A beautiful piece by Jacob Harris, one that makes clear why my little hamlet of Beacon NY is quickly being filled by Brooklynites with an escape plan.
Jacob Harris, On Leaving New York
Every New Yorker has an escape plan.
Scratch that. It isn’t true. If you are young or wealthy or lucky enough to have gotten something when the getting was good, you probably don’t have an escape plan (except for, of course, a zombie apocalypse plan; everybody has one of those). But among the parents we knew in Park Slope, it was a common enough discussion that my wife and I would knowingly glance at each other whenever it came up, at playdates and picnics and even parties when all the kids were home in bed.
Many of the parents we knew carried a secret desperation. Middle-class enough they had some control over their fates, but not so rich that they could do much better than the tiny railroad apartments they rented in the South Slope, it was easy to feel stressed and overwhelmed and just barely keeping the ship afloat. Talking about your Plan was a way of reasserting that you were in control. Sure, your neighbor might be an uptight asshole who leaves passive-aggressive notes on your stroller. And you might have had it up to herewith the stress of not knowing yet if your kid has a spot in kindergarten next Fall. The Plan is one way of coping – drinking was another – a way of telling yourself and an uncaring city that you were in charge of your own destiny.
Some of us planned to move deeper into Brooklyn, following the prior waves of gentrification to Sunset Park, Midwood, even Bay Ridge (Queens was surprisingly never an option). Others considered the suburbs of New Jersey, the Hudson Valley, even Connecticut. Still others had ambitious plans to further optimize their already tight living spaces or somehow find another place in the right school districts. Everyone had a Plan, but it was still rare and shocking when someone we knew actually left.

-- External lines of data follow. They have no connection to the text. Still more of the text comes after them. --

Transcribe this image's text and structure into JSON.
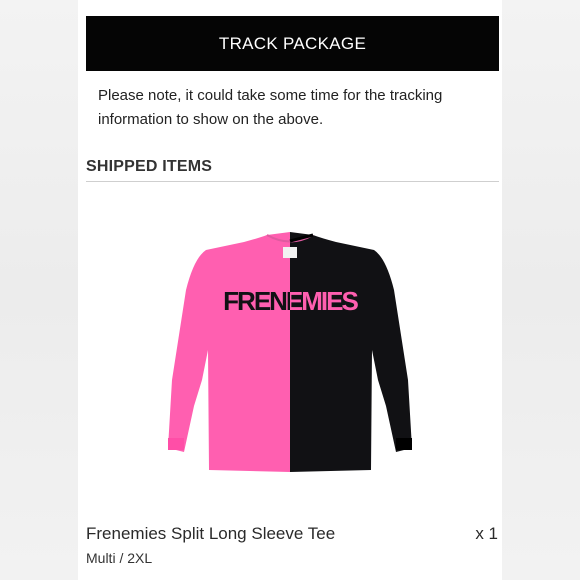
{
  "track_button": {
    "label": "TRACK PACKAGE"
  },
  "note": {
    "text": "Please note, it could take some time for the tracking information to show on the above."
  },
  "shipped_section": {
    "title": "SHIPPED ITEMS"
  },
  "item": {
    "name": "Frenemies Split Long Sleeve Tee",
    "variant": "Multi / 2XL",
    "quantity": "x 1",
    "print_text": "FRENEMIES",
    "colors": {
      "pink": "#ff5fb0",
      "black": "#111114"
    }
  }
}
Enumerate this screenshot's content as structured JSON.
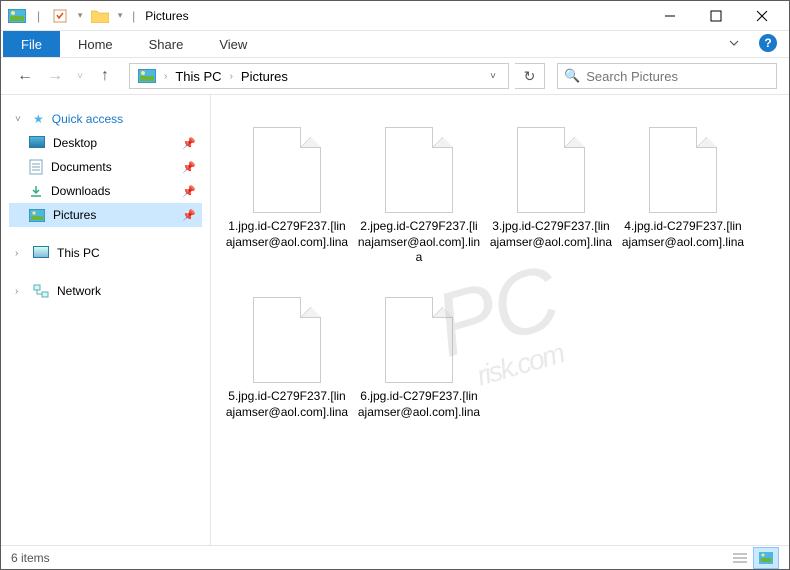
{
  "window": {
    "title": "Pictures",
    "separator": "|"
  },
  "tabs": {
    "file": "File",
    "home": "Home",
    "share": "Share",
    "view": "View"
  },
  "nav": {
    "path": [
      "This PC",
      "Pictures"
    ]
  },
  "search": {
    "placeholder": "Search Pictures"
  },
  "sidebar": {
    "quick_access": "Quick access",
    "items": [
      {
        "label": "Desktop",
        "icon": "desktop"
      },
      {
        "label": "Documents",
        "icon": "documents"
      },
      {
        "label": "Downloads",
        "icon": "downloads"
      },
      {
        "label": "Pictures",
        "icon": "pictures",
        "selected": true
      }
    ],
    "this_pc": "This PC",
    "network": "Network"
  },
  "files": [
    {
      "name": "1.jpg.id-C279F237.[linajamser@aol.com].lina"
    },
    {
      "name": "2.jpeg.id-C279F237.[linajamser@aol.com].lina"
    },
    {
      "name": "3.jpg.id-C279F237.[linajamser@aol.com].lina"
    },
    {
      "name": "4.jpg.id-C279F237.[linajamser@aol.com].lina"
    },
    {
      "name": "5.jpg.id-C279F237.[linajamser@aol.com].lina"
    },
    {
      "name": "6.jpg.id-C279F237.[linajamser@aol.com].lina"
    }
  ],
  "status": {
    "count_text": "6 items"
  },
  "watermark": {
    "big": "PC",
    "small": "risk.com"
  }
}
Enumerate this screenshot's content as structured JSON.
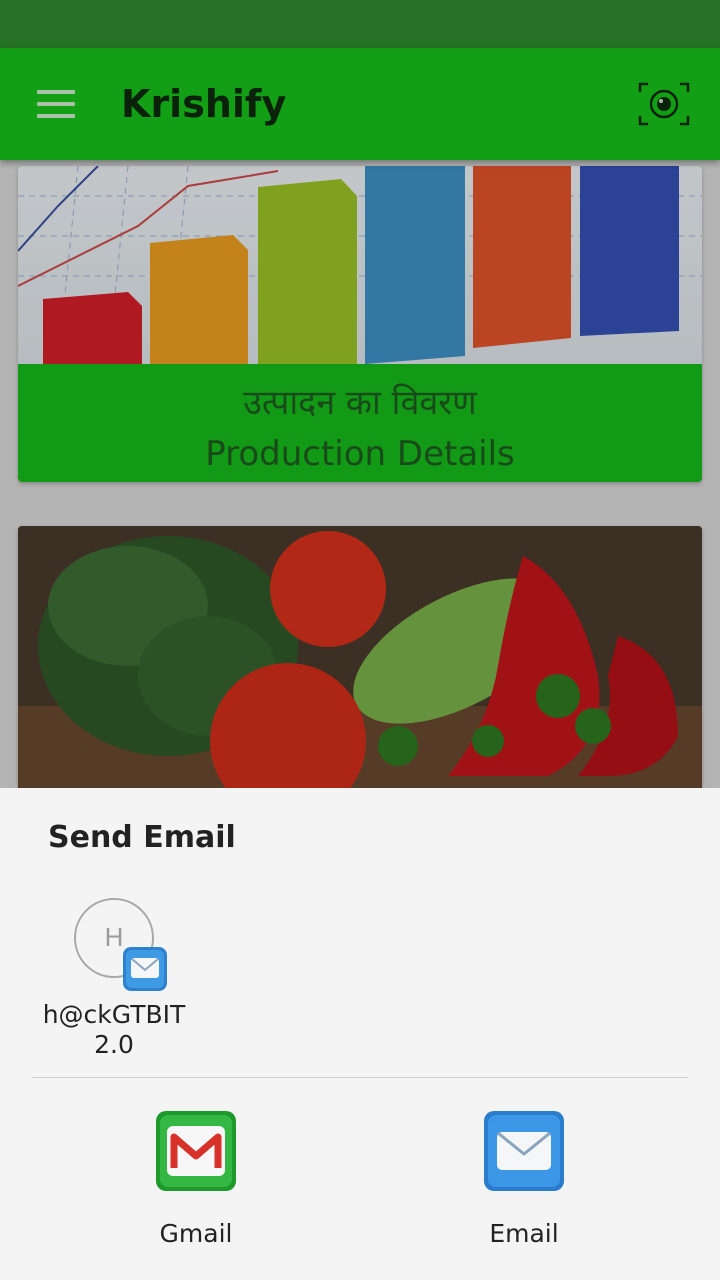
{
  "app_bar": {
    "title": "Krishify",
    "menu_icon": "hamburger-menu-icon",
    "camera_icon": "camera-scan-icon"
  },
  "cards": [
    {
      "title_hi": "उत्पादन का विवरण",
      "title_en": "Production Details",
      "image": "bar-chart-image"
    },
    {
      "image": "vegetables-image"
    }
  ],
  "share_sheet": {
    "title": "Send Email",
    "contact": {
      "initial": "H",
      "name": "h@ckGTBIT 2.0",
      "badge_icon": "email-badge-icon"
    },
    "apps": [
      {
        "label": "Gmail",
        "icon": "gmail-icon"
      },
      {
        "label": "Email",
        "icon": "email-icon"
      }
    ]
  },
  "colors": {
    "status_bar": "#2e8b2f",
    "app_bar": "#16c21b",
    "card_caption": "#17bb1c",
    "sheet_bg": "#f4f4f4"
  }
}
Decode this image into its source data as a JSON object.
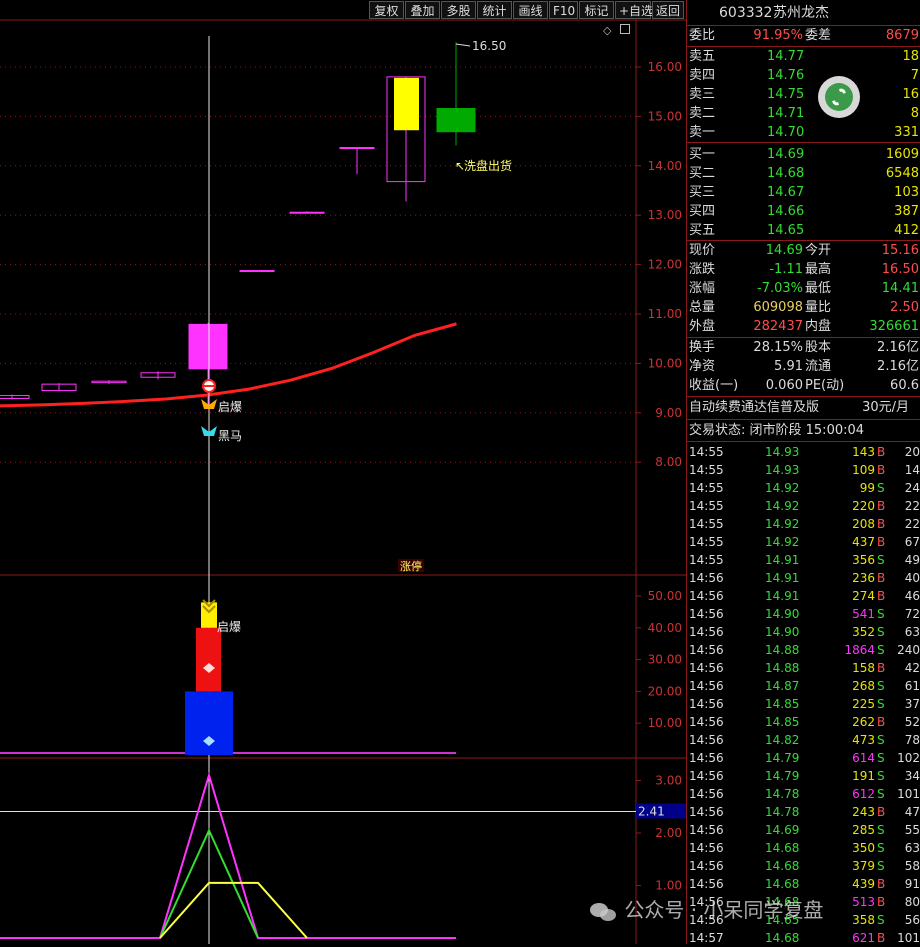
{
  "toolbar": {
    "buttons": [
      "复权",
      "叠加",
      "多股",
      "统计",
      "画线",
      "F10",
      "标记",
      "+自选",
      "返回"
    ]
  },
  "chart": {
    "price_ticks": [
      "16.00",
      "15.00",
      "14.00",
      "13.00",
      "12.00",
      "11.00",
      "10.00",
      "9.00",
      "8.00"
    ],
    "high_label": "16.50",
    "ann_wash": "洗盘出货",
    "ann_qibao": "启爆",
    "ann_heima": "黑马",
    "ann_zhangting": "涨停",
    "vol_ticks": [
      "50.00",
      "40.00",
      "30.00",
      "20.00",
      "10.00"
    ],
    "vol_qibao": "启爆",
    "ind_ticks": [
      "3.00",
      "2.00",
      "1.00"
    ],
    "ind_current": "2.41",
    "watermark": "公众号 · 小呆同学复盘",
    "colors": {
      "up": "#ff33ff",
      "down": "#00aa00",
      "ma": "#ff2020",
      "grid": "#8b1a1a"
    }
  },
  "chart_data": {
    "type": "candlestick",
    "candles": [
      {
        "open": 9.29,
        "close": 9.35,
        "high": 9.37,
        "low": 9.27
      },
      {
        "open": 9.45,
        "close": 9.58,
        "high": 9.6,
        "low": 9.44
      },
      {
        "open": 9.61,
        "close": 9.64,
        "high": 9.66,
        "low": 9.58
      },
      {
        "open": 9.72,
        "close": 9.81,
        "high": 9.84,
        "low": 9.68
      },
      {
        "open": 9.89,
        "close": 10.79,
        "high": 10.82,
        "low": 9.16
      },
      {
        "open": 11.88,
        "close": 11.88,
        "high": 11.88,
        "low": 11.87
      },
      {
        "open": 13.06,
        "close": 13.06,
        "high": 13.08,
        "low": 13.05
      },
      {
        "open": 14.37,
        "close": 14.37,
        "high": 14.38,
        "low": 13.83
      },
      {
        "open": 13.68,
        "close": 15.8,
        "high": 15.8,
        "low": 13.28
      },
      {
        "open": 15.16,
        "close": 14.69,
        "high": 16.5,
        "low": 14.41
      }
    ],
    "ma": [
      9.14,
      9.16,
      9.19,
      9.23,
      9.28,
      9.36,
      9.48,
      9.66,
      9.9,
      10.22,
      10.57,
      10.8
    ],
    "volume": [
      {
        "value": 20,
        "color": "blue"
      },
      {
        "value": 40,
        "color": "red"
      },
      {
        "value": 48,
        "color": "yellow"
      }
    ],
    "indicator": {
      "magenta_peak": 3.1,
      "green_peak": 2.05,
      "yellow_level": 1.05,
      "current": 2.41
    }
  },
  "side": {
    "code": "603332",
    "name": "苏州龙杰",
    "weibi": {
      "label": "委比",
      "value": "91.95%",
      "label2": "委差",
      "value2": "8679"
    },
    "sells": [
      {
        "label": "卖五",
        "price": "14.77",
        "vol": "18"
      },
      {
        "label": "卖四",
        "price": "14.76",
        "vol": "7"
      },
      {
        "label": "卖三",
        "price": "14.75",
        "vol": "16"
      },
      {
        "label": "卖二",
        "price": "14.71",
        "vol": "8"
      },
      {
        "label": "卖一",
        "price": "14.70",
        "vol": "331"
      }
    ],
    "buys": [
      {
        "label": "买一",
        "price": "14.69",
        "vol": "1609"
      },
      {
        "label": "买二",
        "price": "14.68",
        "vol": "6548"
      },
      {
        "label": "买三",
        "price": "14.67",
        "vol": "103"
      },
      {
        "label": "买四",
        "price": "14.66",
        "vol": "387"
      },
      {
        "label": "买五",
        "price": "14.65",
        "vol": "412"
      }
    ],
    "quote": [
      {
        "l1": "现价",
        "v1": "14.69",
        "l2": "今开",
        "v2": "15.16"
      },
      {
        "l1": "涨跌",
        "v1": "-1.11",
        "l2": "最高",
        "v2": "16.50"
      },
      {
        "l1": "涨幅",
        "v1": "-7.03%",
        "l2": "最低",
        "v2": "14.41"
      },
      {
        "l1": "总量",
        "v1": "609098",
        "l2": "量比",
        "v2": "2.50"
      },
      {
        "l1": "外盘",
        "v1": "282437",
        "l2": "内盘",
        "v2": "326661"
      }
    ],
    "fund": [
      {
        "l1": "换手",
        "v1": "28.15%",
        "l2": "股本",
        "v2": "2.16亿"
      },
      {
        "l1": "净资",
        "v1": "5.91",
        "l2": "流通",
        "v2": "2.16亿"
      },
      {
        "l1": "收益(一)",
        "v1": "0.060",
        "l2": "PE(动)",
        "v2": "60.6"
      }
    ],
    "promo": "自动续费通达信普及版",
    "promo_price": "30元/月",
    "status": "交易状态: 闭市阶段 15:00:04",
    "ticks": [
      [
        "14:55",
        "14.93",
        "143",
        "B",
        "20"
      ],
      [
        "14:55",
        "14.93",
        "109",
        "B",
        "14"
      ],
      [
        "14:55",
        "14.92",
        "99",
        "S",
        "24"
      ],
      [
        "14:55",
        "14.92",
        "220",
        "B",
        "22"
      ],
      [
        "14:55",
        "14.92",
        "208",
        "B",
        "22"
      ],
      [
        "14:55",
        "14.92",
        "437",
        "B",
        "67"
      ],
      [
        "14:55",
        "14.91",
        "356",
        "S",
        "49"
      ],
      [
        "14:56",
        "14.91",
        "236",
        "B",
        "40"
      ],
      [
        "14:56",
        "14.91",
        "274",
        "B",
        "46"
      ],
      [
        "14:56",
        "14.90",
        "541",
        "S",
        "72"
      ],
      [
        "14:56",
        "14.90",
        "352",
        "S",
        "63"
      ],
      [
        "14:56",
        "14.88",
        "1864",
        "S",
        "240"
      ],
      [
        "14:56",
        "14.88",
        "158",
        "B",
        "42"
      ],
      [
        "14:56",
        "14.87",
        "268",
        "S",
        "61"
      ],
      [
        "14:56",
        "14.85",
        "225",
        "S",
        "37"
      ],
      [
        "14:56",
        "14.85",
        "262",
        "B",
        "52"
      ],
      [
        "14:56",
        "14.82",
        "473",
        "S",
        "78"
      ],
      [
        "14:56",
        "14.79",
        "614",
        "S",
        "102"
      ],
      [
        "14:56",
        "14.79",
        "191",
        "S",
        "34"
      ],
      [
        "14:56",
        "14.78",
        "612",
        "S",
        "101"
      ],
      [
        "14:56",
        "14.78",
        "243",
        "B",
        "47"
      ],
      [
        "14:56",
        "14.69",
        "285",
        "S",
        "55"
      ],
      [
        "14:56",
        "14.68",
        "350",
        "S",
        "63"
      ],
      [
        "14:56",
        "14.68",
        "379",
        "S",
        "58"
      ],
      [
        "14:56",
        "14.68",
        "439",
        "B",
        "91"
      ],
      [
        "14:56",
        "14.68",
        "513",
        "B",
        "80"
      ],
      [
        "14:56",
        "14.65",
        "358",
        "S",
        "56"
      ],
      [
        "14:57",
        "14.68",
        "621",
        "B",
        "101"
      ]
    ]
  }
}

Until, one day that was us.
It’s a lovely piece. It makes me want to write my first Medium post.